Kathmandu, December 30:

What if the 35-year-old dream of drinking water from the Melamchi valley takes a few more years but comes with a bonus of electricity and irrigation?

A group of optimist infrastructure developers have a concept of transforming the old Melamchi project into a multipurpose one. They believe that it would increase the project cost but would be incredibly cost-effective in terms of the additional benefits.

According to the concept, water from Melamchi, Yangri, Larke as well as Balephi rivers will be tapped and used to generate electricity in different phases. The same water will then be brought into the capital to be used as drinking water as well as to add volume to Bagmati river. When it flows into the Tarai plains, it will be used for irrigation.

ELECTRICITY

The water volume of Melamchi will be added to the other rivers from the adjoining valleys — Yangri, Larke and Balephi. The first two rivers flow into Indrawati river and the third into Sunkoshi.

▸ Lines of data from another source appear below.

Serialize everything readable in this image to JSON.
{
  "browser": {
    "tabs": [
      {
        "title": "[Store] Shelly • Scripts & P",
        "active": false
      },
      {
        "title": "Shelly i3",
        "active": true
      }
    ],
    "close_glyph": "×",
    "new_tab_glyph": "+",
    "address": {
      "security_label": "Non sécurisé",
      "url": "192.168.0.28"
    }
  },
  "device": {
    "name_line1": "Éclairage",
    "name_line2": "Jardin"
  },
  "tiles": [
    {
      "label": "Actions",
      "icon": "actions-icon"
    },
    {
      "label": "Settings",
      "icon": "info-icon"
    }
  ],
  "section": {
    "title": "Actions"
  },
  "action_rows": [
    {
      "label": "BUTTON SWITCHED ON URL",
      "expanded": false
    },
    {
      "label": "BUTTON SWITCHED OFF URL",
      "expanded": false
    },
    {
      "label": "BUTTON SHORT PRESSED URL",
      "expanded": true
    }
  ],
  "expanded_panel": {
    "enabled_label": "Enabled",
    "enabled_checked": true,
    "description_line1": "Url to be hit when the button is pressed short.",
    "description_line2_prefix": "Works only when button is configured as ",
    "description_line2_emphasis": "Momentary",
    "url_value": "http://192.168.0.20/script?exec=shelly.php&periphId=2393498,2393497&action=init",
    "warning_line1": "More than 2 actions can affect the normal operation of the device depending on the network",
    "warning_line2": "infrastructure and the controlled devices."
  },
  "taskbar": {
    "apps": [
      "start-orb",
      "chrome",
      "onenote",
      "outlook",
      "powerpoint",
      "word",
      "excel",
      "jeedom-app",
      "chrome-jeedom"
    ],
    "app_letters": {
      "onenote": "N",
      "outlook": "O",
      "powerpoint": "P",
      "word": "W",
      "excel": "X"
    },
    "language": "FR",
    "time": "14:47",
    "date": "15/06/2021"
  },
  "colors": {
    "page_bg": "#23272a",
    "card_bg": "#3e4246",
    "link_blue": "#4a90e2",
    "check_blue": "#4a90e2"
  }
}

To join the rivers tunnels will be constructed between them — 18-km between Balephi

and Larke, 4.5 km between Larke and Yangri, and 6.6 km between Yangri and Melamchi. Also an additional 26 km tunnel between Melamchi and Sundarijal has been proposed.

Thus the water from Melamchi will generate 35 MW electricity. Also a dam could be constructed 900 metres down the valley on the Bagmati river, which will generate 190 MW.

This would solve the problem of load shedding. Nepal now faces a power deficit of 80 MW.

The promoters believe the responsibility of constructing the tunnels would lie on companies that get the licence to generate electricity. The first power plant will be built before the tunnel reaches Sundarijal. The second 140 MW power plant is designed for the valley, for which an 18 km tunnel will be constructed. The third 50 MW powerhouse will be constructed after digging another 8 km tunnel.

Technically, the present design of 26 km tunnel to be constructed from the Melamchi valley to Kathmandu, will be insufficient to bear the additional velocity from other rivers. So, it has been suggested that the tunnel’s diameter be increased to 5 metres from the proposed 3.5 metres. Technicians believe that it will not cost much and will be completed in a shorter period big-scale excavators will be used.

Economist Ratna Sansar Shrestha said the project seems to be an ambiguous one but it is not going to cost a lot. “It’s all about resource management. If the project draws people’s participation and support, the locals will also benefit,” he said.

He also said banks would not object to funding it if the project moves forward smoothly and is implemented on time.

DRINKING WATER

Traditional water sources in the valley are drying up due to the government’s negligence and changing lifestyle. In this situation, bringing in 1.12 billion litres of water per day would make any resident happy.

The existing $500-million Melamchi project has promised providing a mere 170 million litres per day after its completion. The officials concerned admit that they do not know when this project would be complete, though they have set a target for 2012. Development workers say that by the time this project is complete the water demand will be so high that it will again be insufficient.

So, instead of completing the present project and writing another proposal for a bigger project, it will be better to have a long-term vision.

Chairman of NGO Forum for Urban Water and Sanitation, Padma Sundar Joshi, said that there is no alternative but to expand this project because the demand for water will surely increase.

Environmentalist

Bhushan Tuladhar added the Bagmati river is waiting for a large flow of water even to clean itself.

“The volume of water will not only save the riverbed from encroachment but will also generate a natural power to cleanse itself,” he said.

IRRIGATION

The water from the powerhouse will again be used to irrigate the plains of Tarai. It will be used to irrigate fields in Rautahat and Sarlahi — 13,000 hectares for rice or 30,000 hectares for other cash crops.

“After production of electricity, the water should be channelled out. If this is done properly, it is going to be a boon for agricultural production in some Tarai districts,” Tuladhar said.

However, the process of turning this dream into reality isn’t easy. In the present political scenario, investors may be difficult to find. More importantly, since development projects are guided by party politics and the possibility of winning a big commission, this mega project will have to pass through many iron gates.

Also, as Asian Development Bank is in the process of sanctioning another term of loan, the people “concerned” may not want to let go of the opportunity.

The consumers have one concern that Nepal’s bureaucracy would stall this project and make fools of them yet again.

Member of National Planning Commission Ramakanta Gauro said: “There is no doubt the concept is wonderful. But the question remains — when will it be completed?”

Parliamentarian Lokendra Bista has the answer.

“When we are thinking about a new Nepal, there should be no doubt over our capacity in bringing that about. Better late than never. We must gear up for this if there are advantages,” he stressed.